Collaboration is Key to Translating the Next Generation of Cancer Research

Guest Post by Dario C. Altieri, MD
The Wistar Institute

A buzzword in the biomedical research industry for many years, translational research aims to do just that: “translate” or advance research discoveries made in the lab into early phase clinical trials with actual patients and their cells. Partnerships allow scientists to forge new paths in translational medicine, where individual laboratories or entire research programs join forces to advance discoveries. This era of personalized medicine allows scientists and clinicians to deliver the right drug to the right patient at the right time.

Dr. Louise C. Showe, professor at The Wistar Institute and AACR member, in her lab. Photo courtesy of The Wistar Institute.

Dr. Louise C. Showe, professor at The Wistar Institute and AACR member, in her lab. Photo courtesy of The Wistar Institute.
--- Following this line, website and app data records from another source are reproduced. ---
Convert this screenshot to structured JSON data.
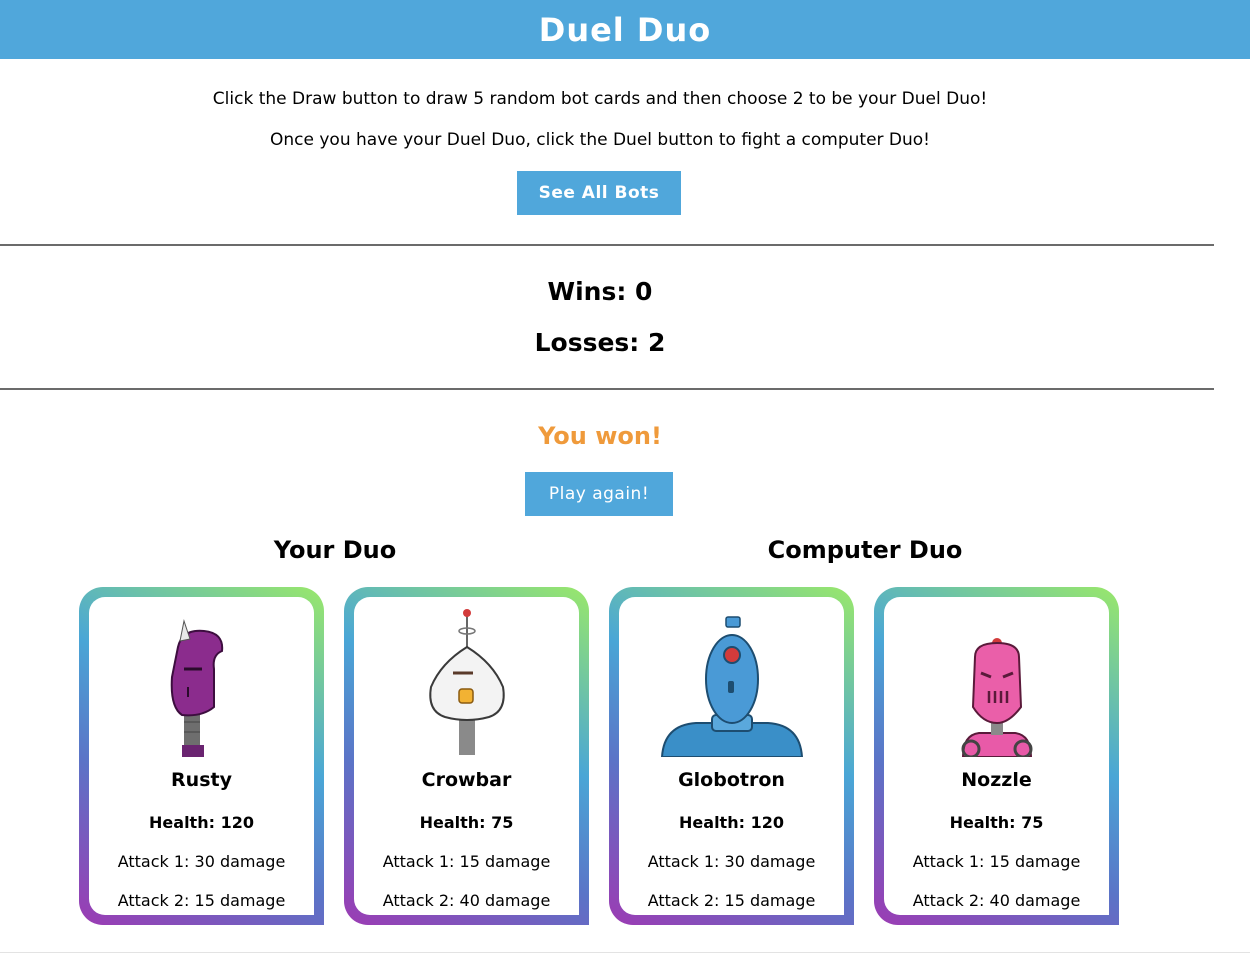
{
  "header": {
    "title": "Duel Duo"
  },
  "intro": {
    "line1": "Click the Draw button to draw 5 random bot cards and then choose 2 to be your Duel Duo!",
    "line2": "Once you have your Duel Duo, click the Duel button to fight a computer Duo!"
  },
  "buttons": {
    "see_all": "See All Bots",
    "play_again": "Play again!"
  },
  "score": {
    "wins": "Wins: 0",
    "losses": "Losses: 2"
  },
  "result": {
    "text": "You won!",
    "color": "#ef9a3b"
  },
  "duos": {
    "your_title": "Your Duo",
    "computer_title": "Computer Duo"
  },
  "cards": [
    {
      "name": "Rusty",
      "health": "Health: 120",
      "attack1": "Attack 1: 30 damage",
      "attack2": "Attack 2: 15 damage",
      "image": "purple-robot-icon"
    },
    {
      "name": "Crowbar",
      "health": "Health: 75",
      "attack1": "Attack 1: 15 damage",
      "attack2": "Attack 2: 40 damage",
      "image": "white-robot-icon"
    },
    {
      "name": "Globotron",
      "health": "Health: 120",
      "attack1": "Attack 1: 30 damage",
      "attack2": "Attack 2: 15 damage",
      "image": "blue-robot-icon"
    },
    {
      "name": "Nozzle",
      "health": "Health: 75",
      "attack1": "Attack 1: 15 damage",
      "attack2": "Attack 2: 40 damage",
      "image": "pink-robot-icon"
    }
  ],
  "colors": {
    "accent": "#50a7db",
    "result": "#ef9a3b"
  }
}
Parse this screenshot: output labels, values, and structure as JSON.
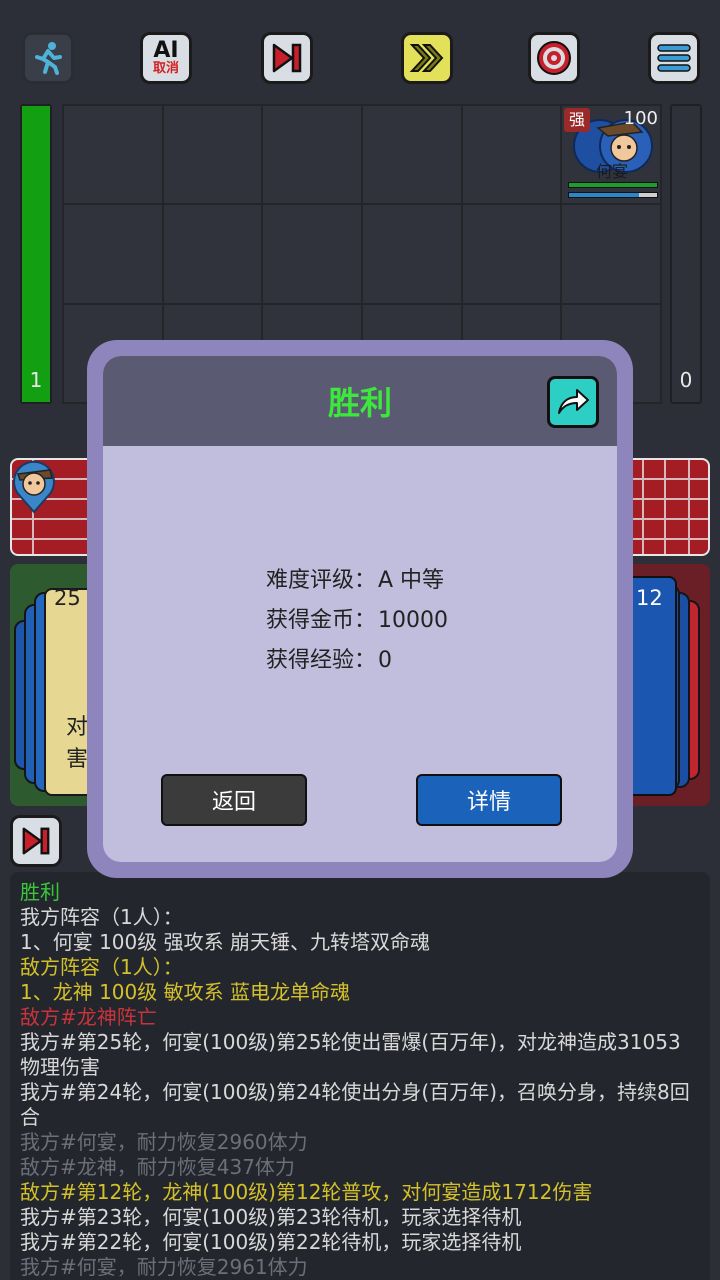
{
  "toolbar": {
    "ai_top": "AI",
    "ai_bottom": "取消"
  },
  "left_bar": {
    "value": "1",
    "fill_fraction": 1.0
  },
  "right_bar": {
    "value": "0"
  },
  "enemy_unit": {
    "tag": "强",
    "level": "100",
    "name": "何宴",
    "hp_fraction": 1.0,
    "mp_fraction": 0.8
  },
  "my_card": {
    "cost": "25",
    "text_line1": "对",
    "text_line2": "害"
  },
  "enemy_card": {
    "count": "12"
  },
  "dialog": {
    "title": "胜利",
    "rows": [
      {
        "label": "难度评级：",
        "value": "A 中等"
      },
      {
        "label": "获得金币：",
        "value": "10000"
      },
      {
        "label": "获得经验：",
        "value": "0"
      }
    ],
    "back_label": "返回",
    "detail_label": "详情"
  },
  "log": [
    {
      "text": "胜利",
      "color": "#3ac83a"
    },
    {
      "text": "我方阵容（1人）：",
      "color": "#d8d8d8"
    },
    {
      "text": "1、何宴 100级 强攻系 崩天锤、九转塔双命魂",
      "color": "#d8d8d8"
    },
    {
      "text": "敌方阵容（1人）：",
      "color": "#d4c12a"
    },
    {
      "text": "1、龙神 100级 敏攻系 蓝电龙单命魂",
      "color": "#d4c12a"
    },
    {
      "text": "敌方#龙神阵亡",
      "color": "#c8343a"
    },
    {
      "text": "我方#第25轮，何宴(100级)第25轮使出雷爆(百万年)，对龙神造成31053物理伤害",
      "color": "#d8d8d8"
    },
    {
      "text": "我方#第24轮，何宴(100级)第24轮使出分身(百万年)，召唤分身，持续8回合",
      "color": "#d8d8d8"
    },
    {
      "text": "我方#何宴，耐力恢复2960体力",
      "color": "#6c6f78"
    },
    {
      "text": "敌方#龙神，耐力恢复437体力",
      "color": "#6c6f78"
    },
    {
      "text": "敌方#第12轮，龙神(100级)第12轮普攻，对何宴造成1712伤害",
      "color": "#d4c12a"
    },
    {
      "text": "我方#第23轮，何宴(100级)第23轮待机，玩家选择待机",
      "color": "#d8d8d8"
    },
    {
      "text": "我方#第22轮，何宴(100级)第22轮待机，玩家选择待机",
      "color": "#d8d8d8"
    },
    {
      "text": "我方#何宴，耐力恢复2961体力",
      "color": "#6c6f78"
    }
  ]
}
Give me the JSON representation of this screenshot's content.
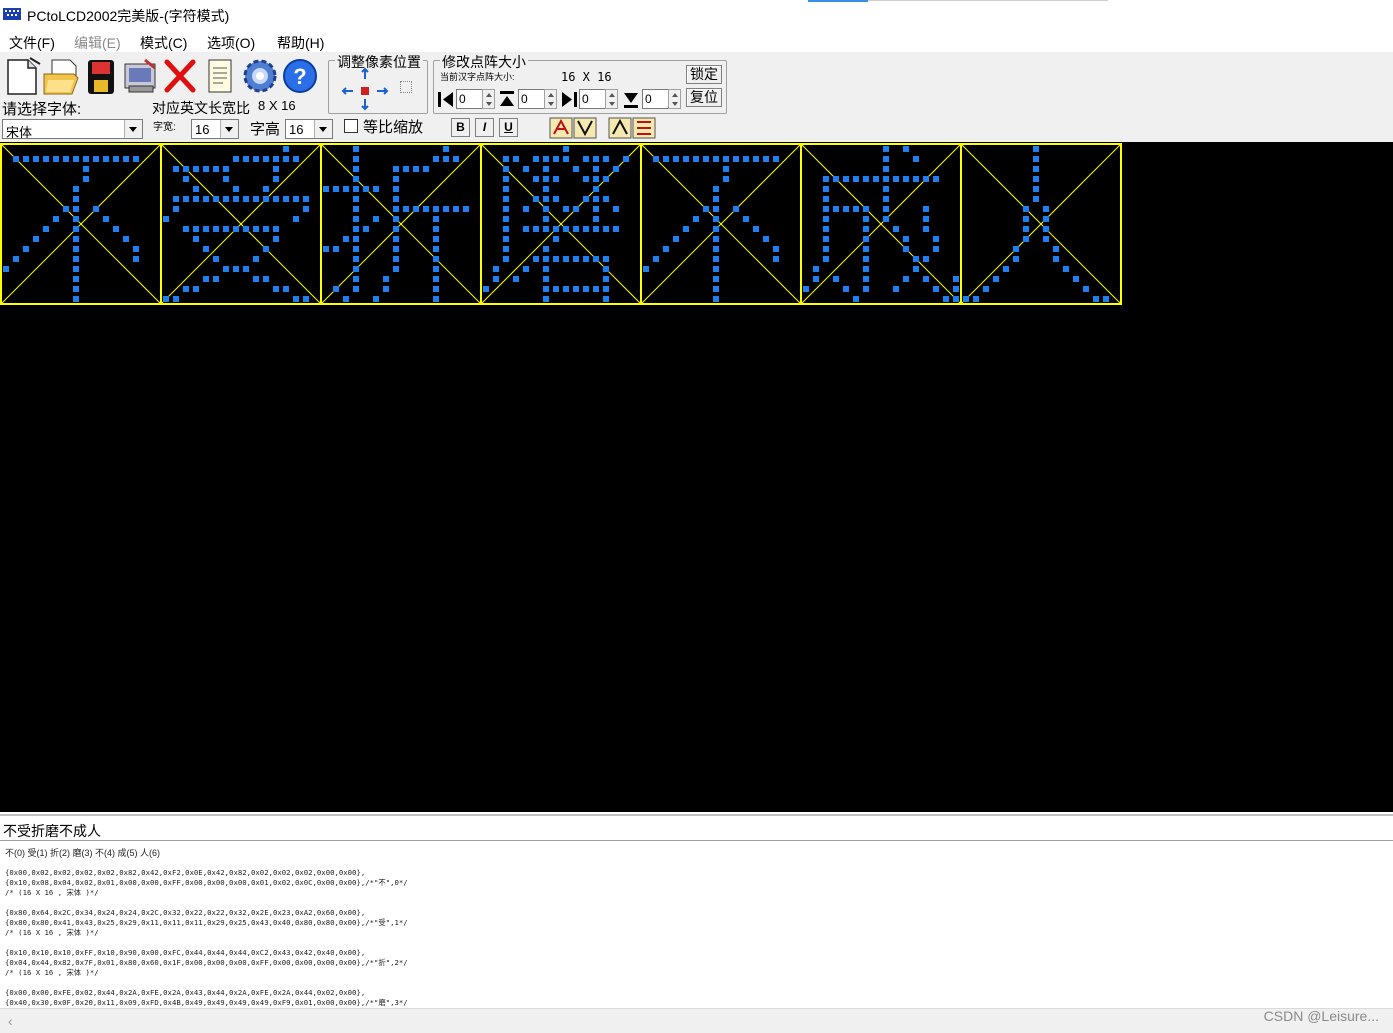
{
  "window": {
    "title": "PCtoLCD2002完美版-(字符模式)"
  },
  "menu": [
    {
      "label": "文件(F)",
      "enabled": true
    },
    {
      "label": "编辑(E)",
      "enabled": false
    },
    {
      "label": "模式(C)",
      "enabled": true
    },
    {
      "label": "选项(O)",
      "enabled": true
    },
    {
      "label": "帮助(H)",
      "enabled": true
    }
  ],
  "toolbar": {
    "icons": [
      "new-file-icon",
      "open-folder-icon",
      "save-disk-icon",
      "generate-icon",
      "delete-icon",
      "notepad-icon",
      "settings-gear-icon",
      "help-icon"
    ]
  },
  "font_settings": {
    "font_label": "请选择字体:",
    "font_value": "宋体",
    "ratio_label": "对应英文长宽比",
    "ratio_value": "8 X 16",
    "width_label": "字宽:",
    "width_value": "16",
    "height_label": "字高",
    "height_value": "16",
    "scale_label": "等比缩放",
    "bold": "B",
    "italic": "I",
    "underline": "U"
  },
  "adjust_group": {
    "title": "调整像素位置"
  },
  "resize_group": {
    "title": "修改点阵大小",
    "current_label": "当前汉字点阵大小:",
    "current_value": "16 X 16",
    "lock_label": "锁定",
    "reset_label": "复位",
    "spin_values": [
      "0",
      "0",
      "0",
      "0"
    ]
  },
  "colors": {
    "pixel": "#1e7ff0",
    "frame": "#ffff00",
    "background": "#000000"
  },
  "characters": [
    "不",
    "受",
    "折",
    "磨",
    "不",
    "成",
    "人"
  ],
  "input_text": "不受折磨不成人",
  "output": {
    "index_line": "不(0) 受(1) 折(2) 磨(3) 不(4) 成(5) 人(6)",
    "lines": [
      "{0x00,0x02,0x02,0x02,0x02,0x82,0x42,0xF2,0x0E,0x42,0x82,0x02,0x02,0x02,0x00,0x00},",
      "{0x10,0x08,0x04,0x02,0x01,0x00,0x00,0xFF,0x00,0x00,0x00,0x01,0x02,0x0C,0x00,0x00},/*\"不\",0*/",
      "/* (16 X 16 , 宋体 )*/",
      "",
      "{0x80,0x64,0x2C,0x34,0x24,0x24,0x2C,0x32,0x22,0x22,0x32,0x2E,0x23,0xA2,0x60,0x00},",
      "{0x80,0x80,0x41,0x43,0x25,0x29,0x11,0x11,0x11,0x29,0x25,0x43,0x40,0x80,0x80,0x00},/*\"受\",1*/",
      "/* (16 X 16 , 宋体 )*/",
      "",
      "{0x10,0x10,0x10,0xFF,0x10,0x90,0x00,0xFC,0x44,0x44,0x44,0xC2,0x43,0x42,0x40,0x00},",
      "{0x04,0x44,0x82,0x7F,0x01,0x80,0x60,0x1F,0x00,0x00,0x00,0xFF,0x00,0x00,0x00,0x00},/*\"折\",2*/",
      "/* (16 X 16 , 宋体 )*/",
      "",
      "{0x00,0x00,0xFE,0x02,0x44,0x2A,0xFE,0x2A,0x43,0x44,0x2A,0xFE,0x2A,0x44,0x02,0x00},",
      "{0x40,0x30,0x0F,0x20,0x11,0x09,0xFD,0x4B,0x49,0x49,0x49,0x49,0xF9,0x01,0x00,0x00},/*\"磨\",3*/"
    ]
  },
  "watermark": "CSDN @Leisure..."
}
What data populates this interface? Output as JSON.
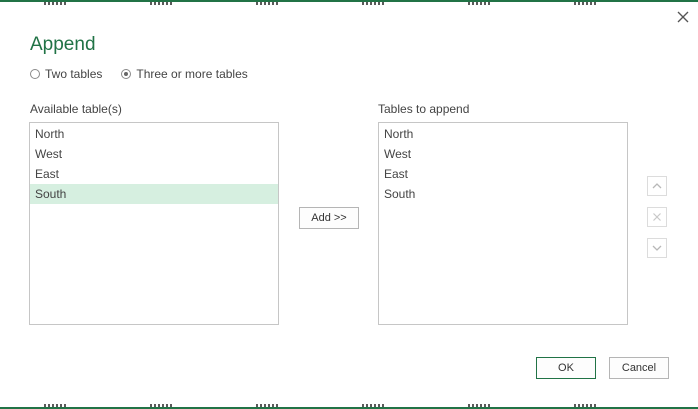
{
  "dialog": {
    "title": "Append",
    "accent_color": "#217346"
  },
  "mode": {
    "options": [
      {
        "label": "Two tables",
        "checked": false
      },
      {
        "label": "Three or more tables",
        "checked": true
      }
    ]
  },
  "available": {
    "label": "Available table(s)",
    "items": [
      "North",
      "West",
      "East",
      "South"
    ],
    "selected": "South"
  },
  "append": {
    "label": "Tables to append",
    "items": [
      "North",
      "West",
      "East",
      "South"
    ]
  },
  "buttons": {
    "add": "Add >>",
    "ok": "OK",
    "cancel": "Cancel"
  },
  "icons": {
    "close": "close-icon",
    "move_up": "chevron-up-icon",
    "remove": "remove-x-icon",
    "move_down": "chevron-down-icon"
  }
}
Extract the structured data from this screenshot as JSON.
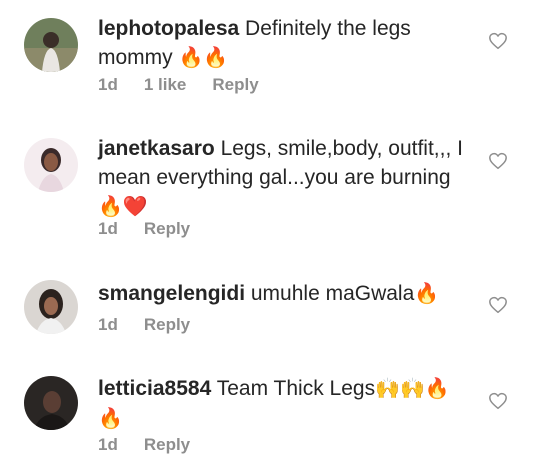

The same cutting-edge research that guides innovative cancer clinical trials at top teaching medical centers is now available in some smaller community hospitals, no matter the type or stage of the disease. Through our partnership, which originated in 2011, The Wistar Institute and Christiana Care Health System’s Helen F. Graham Cancer Center & Research Institute are bringing cutting-edge research to the community – the first and only inter-institutional collaboration between a National Cancer Institute (NCI)-designated basic research cancer center and a community hospital system.

As a sign of success in translational research, Wistar Institute professor Louise C. Showe, PhD, is developing a 29-gene panel blood test that could be used to predict non-small cell lung cancer (NSCLC). While lung cancer has long been plagued by early-stage screening difficulties, Showe has worked with thoracic surgeons at the Helen F. Graham Center to develop the test and access the patient blood samples necessary to validate the research.

In 2009, Showe and her colleagues first demonstrated the correlation between the presence of NSCLC and gene expression patterns – changes in gene activity – within peripheral mononuclear blood cells, white blood cells like leukocytes and lymphocytes important for an immune response. In 2011, her team further showed that such gene expression patterns change after tumor removal and in many cases could return to normal in patients following successful surgery. They also found a panel of genes that could distinguish between malignant tumors and non-malignant lung nodules, suggesting that a blood test could also guide treatment decisions and help prevent unnecessary surgeries. To validate the test, Showe partnered with community hospitals to collect samples from more than 600 patients considered at high risk for developing lung cancer. All samples were collected in late 2014; data are currently being validated.

While most cancer research is performed in academic medical centers, about 80 percent of oncology care across the United States is provided at community hospitals, closer to home for patients and their families. The symbiotic Wistar-Helen F. Graham partnership is key because it gives Wistar scientists access to an early-stage patient population in which tumors have not had a chance to evolve, resist cell death, or select other mechanisms to avoid resistance, which is important for developing advances like the lung cancer blood test. Together, these institutions are forging a new path in translational medicine that accelerates discoveries from the lab to clinical trials by directly connecting the dots between patients in the community and the medical, research, and pharmaceutical industries.

The path is clear: Strategic partnerships and pooled resources have great potential to bring rise to the new research and innovative therapies that can truly transform the future of cancer treatment and improve patient outcomes.

Dr. Dario C. Altieri. Photo courtesy of The Wistar Institute.

Dr. Dario C. Altieri. Photo courtesy of The Wistar Institute.

On March 2, 2015, Dario C. Altieri, MD, became The Wistar Institute’s new CEO. He continues to serve as director of Wistar’s Cancer Center, as chief scientific officer, and as the Robert and Penny Fox Distinguished Professor. Altieri is a member of the American Association for Cancer Research and a senior editor of the AACR’s journal Molecular Cancer Research.

Known worldwide for vaccine development, Wistar, located in Philadelphia, also has a long history as a prominent cancer research center, which has been NCI-designated since 1972. Of the 68 NCI-designated cancer centers in the United States, Wistar is one of only seven focused solely on basic cancer biology and among less than 10 percent to receive an “exceptional” rating at its most recent evaluation from a national panel of cancer experts – the highest possible score a cancer center can receive. Similarly, the Helen F. Graham Center in Newark, Delaware was one of the first NCI-selected community cancer centers.